» **PROBLEM STATEMENT**:
Copy the data below in full, exactly as it appears.

───

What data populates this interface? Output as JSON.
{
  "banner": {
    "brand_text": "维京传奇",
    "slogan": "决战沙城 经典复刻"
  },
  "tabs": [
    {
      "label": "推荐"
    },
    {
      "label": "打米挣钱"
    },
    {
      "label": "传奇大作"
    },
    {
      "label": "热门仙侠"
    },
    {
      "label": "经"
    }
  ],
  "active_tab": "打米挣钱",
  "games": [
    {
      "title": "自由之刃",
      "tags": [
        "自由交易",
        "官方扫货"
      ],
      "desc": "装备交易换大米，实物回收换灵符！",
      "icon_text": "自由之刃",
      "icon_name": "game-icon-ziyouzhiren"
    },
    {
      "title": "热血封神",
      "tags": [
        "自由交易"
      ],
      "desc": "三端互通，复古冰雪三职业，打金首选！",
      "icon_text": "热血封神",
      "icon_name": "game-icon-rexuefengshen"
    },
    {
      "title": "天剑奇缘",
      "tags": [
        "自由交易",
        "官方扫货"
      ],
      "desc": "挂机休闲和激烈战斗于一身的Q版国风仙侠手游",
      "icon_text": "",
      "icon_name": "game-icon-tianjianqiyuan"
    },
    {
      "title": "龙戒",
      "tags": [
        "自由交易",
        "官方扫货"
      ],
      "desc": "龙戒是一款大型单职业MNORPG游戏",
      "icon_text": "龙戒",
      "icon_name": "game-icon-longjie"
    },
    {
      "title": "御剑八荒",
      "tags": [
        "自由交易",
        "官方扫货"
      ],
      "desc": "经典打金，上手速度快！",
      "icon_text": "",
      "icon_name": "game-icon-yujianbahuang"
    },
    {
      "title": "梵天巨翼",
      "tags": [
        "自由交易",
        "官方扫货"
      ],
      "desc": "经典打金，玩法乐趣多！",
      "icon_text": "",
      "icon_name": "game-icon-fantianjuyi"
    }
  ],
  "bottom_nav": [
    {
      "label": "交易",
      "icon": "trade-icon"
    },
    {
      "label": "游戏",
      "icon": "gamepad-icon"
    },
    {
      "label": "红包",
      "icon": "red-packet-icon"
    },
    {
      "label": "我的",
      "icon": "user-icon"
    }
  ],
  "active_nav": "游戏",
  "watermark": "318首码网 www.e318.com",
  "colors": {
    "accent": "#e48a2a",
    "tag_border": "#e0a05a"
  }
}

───

» **YOUR RESPONSE**:
What data populates this interface? Output as JSON.
{
  "banner": {
    "brand_text": "维京传奇",
    "slogan": "决战沙城 经典复刻"
  },
  "tabs": [
    {
      "label": "推荐"
    },
    {
      "label": "打米挣钱"
    },
    {
      "label": "传奇大作"
    },
    {
      "label": "热门仙侠"
    },
    {
      "label": "经"
    }
  ],
  "active_tab": "打米挣钱",
  "games": [
    {
      "title": "自由之刃",
      "tags": [
        "自由交易",
        "官方扫货"
      ],
      "desc": "装备交易换大米，实物回收换灵符！",
      "icon_text": "自由之刃",
      "icon_name": "game-icon-ziyouzhiren"
    },
    {
      "title": "热血封神",
      "tags": [
        "自由交易"
      ],
      "desc": "三端互通，复古冰雪三职业，打金首选！",
      "icon_text": "热血封神",
      "icon_name": "game-icon-rexuefengshen"
    },
    {
      "title": "天剑奇缘",
      "tags": [
        "自由交易",
        "官方扫货"
      ],
      "desc": "挂机休闲和激烈战斗于一身的Q版国风仙侠手游",
      "icon_text": "",
      "icon_name": "game-icon-tianjianqiyuan"
    },
    {
      "title": "龙戒",
      "tags": [
        "自由交易",
        "官方扫货"
      ],
      "desc": "龙戒是一款大型单职业MNORPG游戏",
      "icon_text": "龙戒",
      "icon_name": "game-icon-longjie"
    },
    {
      "title": "御剑八荒",
      "tags": [
        "自由交易",
        "官方扫货"
      ],
      "desc": "经典打金，上手速度快！",
      "icon_text": "",
      "icon_name": "game-icon-yujianbahuang"
    },
    {
      "title": "梵天巨翼",
      "tags": [
        "自由交易",
        "官方扫货"
      ],
      "desc": "经典打金，玩法乐趣多！",
      "icon_text": "",
      "icon_name": "game-icon-fantianjuyi"
    }
  ],
  "bottom_nav": [
    {
      "label": "交易",
      "icon": "trade-icon"
    },
    {
      "label": "游戏",
      "icon": "gamepad-icon"
    },
    {
      "label": "红包",
      "icon": "red-packet-icon"
    },
    {
      "label": "我的",
      "icon": "user-icon"
    }
  ],
  "active_nav": "游戏",
  "watermark": "318首码网 www.e318.com",
  "colors": {
    "accent": "#e48a2a",
    "tag_border": "#e0a05a"
  }
}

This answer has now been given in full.